This week the following question was posed (and not properly answered) on the Stratego/XT mailing list and came up independently in a discussion with Peter Mosses about the syntax of OCaml. I had seen the problem and a solution to it before. I think it was Martin Bravenboer who used it in the syntax of AspectJ; but I can't find the source.
x + if y then z + a
should be parsed to the following abstract syntax tree:
Plus(Var("x"), If(Var("y"), Plus(Var("z"), Var("a"))))
The problem is that this cannot be solved directly using ambiguous binary expressions and just priorities and associativity declarations in SDF. But that does not mean there is no solution.
I started using github last year for the code of my blog application. Now we have started the migration of source code of projects at the TU Delft SLDE group from existing subversion repositories to github as well. Rather than a big bang migration, we're incrementally moving projects over, starting with smaller libraries such as my elib library for WebDSL. We're collecting WebDSL projects in the webdsl organization. We'll be starting with the migration of the Spoofax/SDF/Stratego repositories in December. At least this move will relieve us of having to maintain our own subversion server (although this migration will take a while), and hopefully it will lower the barrier for external contributions.
The TU Delft Software Engineering Research Group SERG has an opening for a Assistant or Associate Professor in Software Engineering. Prospective candidates are invited to apply before December 13, 2012.

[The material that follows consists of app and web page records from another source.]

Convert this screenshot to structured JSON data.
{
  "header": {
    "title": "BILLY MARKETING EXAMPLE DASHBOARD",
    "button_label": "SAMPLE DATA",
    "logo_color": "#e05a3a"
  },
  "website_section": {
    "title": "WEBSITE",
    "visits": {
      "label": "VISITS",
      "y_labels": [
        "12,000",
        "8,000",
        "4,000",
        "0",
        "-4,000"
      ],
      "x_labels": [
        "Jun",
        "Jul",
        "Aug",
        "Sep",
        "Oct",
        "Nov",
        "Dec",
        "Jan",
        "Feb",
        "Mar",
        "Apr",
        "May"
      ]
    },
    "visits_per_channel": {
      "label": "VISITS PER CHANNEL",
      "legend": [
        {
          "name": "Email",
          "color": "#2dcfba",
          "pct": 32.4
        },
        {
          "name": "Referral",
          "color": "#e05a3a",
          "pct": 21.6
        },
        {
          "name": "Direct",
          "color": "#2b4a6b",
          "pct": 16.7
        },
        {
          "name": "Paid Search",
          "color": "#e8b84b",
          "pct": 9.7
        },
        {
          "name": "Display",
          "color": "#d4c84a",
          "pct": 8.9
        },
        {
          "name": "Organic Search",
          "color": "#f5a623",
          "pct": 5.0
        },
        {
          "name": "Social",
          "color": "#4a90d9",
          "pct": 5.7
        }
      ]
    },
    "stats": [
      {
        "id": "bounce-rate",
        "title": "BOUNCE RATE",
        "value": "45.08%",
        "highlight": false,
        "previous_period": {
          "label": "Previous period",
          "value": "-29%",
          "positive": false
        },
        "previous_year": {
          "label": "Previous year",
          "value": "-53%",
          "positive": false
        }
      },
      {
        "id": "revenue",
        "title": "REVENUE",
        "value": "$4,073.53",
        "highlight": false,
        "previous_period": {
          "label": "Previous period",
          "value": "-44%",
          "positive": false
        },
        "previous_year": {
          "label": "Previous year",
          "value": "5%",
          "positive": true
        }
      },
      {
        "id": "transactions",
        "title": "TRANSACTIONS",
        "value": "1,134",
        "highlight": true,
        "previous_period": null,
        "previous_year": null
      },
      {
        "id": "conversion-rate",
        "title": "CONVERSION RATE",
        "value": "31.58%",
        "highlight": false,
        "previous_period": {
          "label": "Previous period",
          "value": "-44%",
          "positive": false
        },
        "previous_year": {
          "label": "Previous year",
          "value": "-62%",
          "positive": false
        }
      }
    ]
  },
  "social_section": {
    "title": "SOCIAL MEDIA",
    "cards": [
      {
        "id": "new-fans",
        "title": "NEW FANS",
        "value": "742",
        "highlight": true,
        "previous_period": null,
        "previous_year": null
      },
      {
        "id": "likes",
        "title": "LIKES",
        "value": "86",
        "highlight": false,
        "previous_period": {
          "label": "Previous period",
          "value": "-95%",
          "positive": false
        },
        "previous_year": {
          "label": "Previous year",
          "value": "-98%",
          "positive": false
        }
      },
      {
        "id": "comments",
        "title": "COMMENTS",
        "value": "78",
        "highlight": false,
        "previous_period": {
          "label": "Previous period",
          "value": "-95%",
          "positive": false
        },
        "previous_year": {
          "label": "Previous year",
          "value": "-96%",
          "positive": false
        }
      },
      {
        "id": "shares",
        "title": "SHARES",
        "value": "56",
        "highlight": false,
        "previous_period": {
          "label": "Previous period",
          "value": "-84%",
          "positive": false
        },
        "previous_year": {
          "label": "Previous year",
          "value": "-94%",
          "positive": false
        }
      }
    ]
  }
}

Candidates with a research interest in Domain-Specific Languages, Software Language Engineering, Language Workbenches are encouraged to apply.

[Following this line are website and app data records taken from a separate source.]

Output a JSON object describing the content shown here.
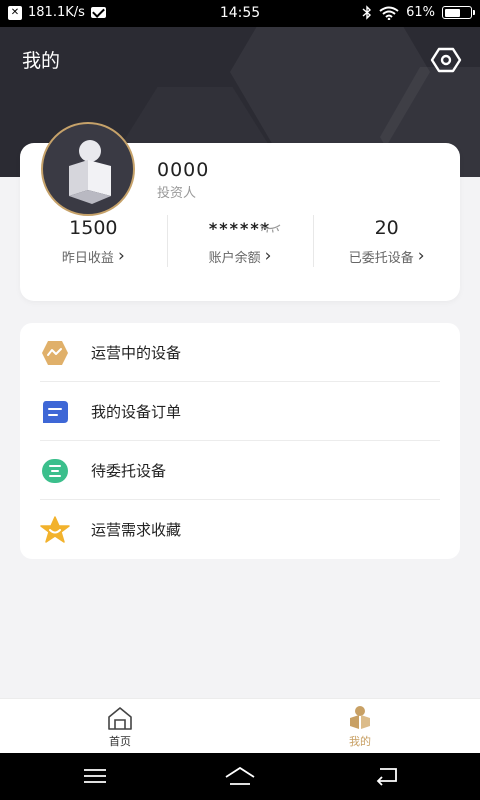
{
  "status_bar": {
    "net_speed": "181.1K/s",
    "time": "14:55",
    "battery_text": "61%",
    "battery_level": 0.61
  },
  "header": {
    "title": "我的"
  },
  "profile": {
    "name": "0000",
    "role": "投资人",
    "stats": [
      {
        "value": "1500",
        "label": "昨日收益"
      },
      {
        "value": "******",
        "label": "账户余额"
      },
      {
        "value": "20",
        "label": "已委托设备"
      }
    ]
  },
  "menu": {
    "items": [
      {
        "label": "运营中的设备",
        "icon": "chart-hexagon-icon",
        "color": "#e0b06a"
      },
      {
        "label": "我的设备订单",
        "icon": "order-list-icon",
        "color": "#3e67d6"
      },
      {
        "label": "待委托设备",
        "icon": "pending-device-icon",
        "color": "#3bbf8c"
      },
      {
        "label": "运营需求收藏",
        "icon": "star-icon",
        "color": "#f2b22d"
      }
    ]
  },
  "bottom_nav": {
    "tabs": [
      {
        "label": "首页",
        "icon": "home-icon",
        "active": false
      },
      {
        "label": "我的",
        "icon": "profile-icon",
        "active": true
      }
    ]
  },
  "colors": {
    "accent": "#c8a064",
    "header_bg": "#2b2b33"
  }
}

Language workbenches have been segregated into those supporting textual languages and those supporting visual languages. The projectional editor based MPS has been making some first steps in combining text-like projections and more graphical projections. In the Spoofax project we have stayed away from visual languages. (There is plenty to do in supporting design of textual languages well.) Until this year.
In the Spring of 2012 TU Delft student Oskar van Rest started his Master's thesis project at the University of Queensland (Australia). He has been working on the integration of visual languages in the Spoofax Language Workbench. As case study of the integration he constructed ComBE:
ComBE provides an integrated textual and graphical editor for Behavior Engineering. It synchronises text and graphics in real-time and allows you to switch between editors at any moment in time.
He recently presented a poster about the project and created a screencast showing off the side-by-side editing of text and diagram.
Update 24/3/2013: paper Robust Real-Time Synchronization between Textual and Graphical Editors to appear in ICMT 2013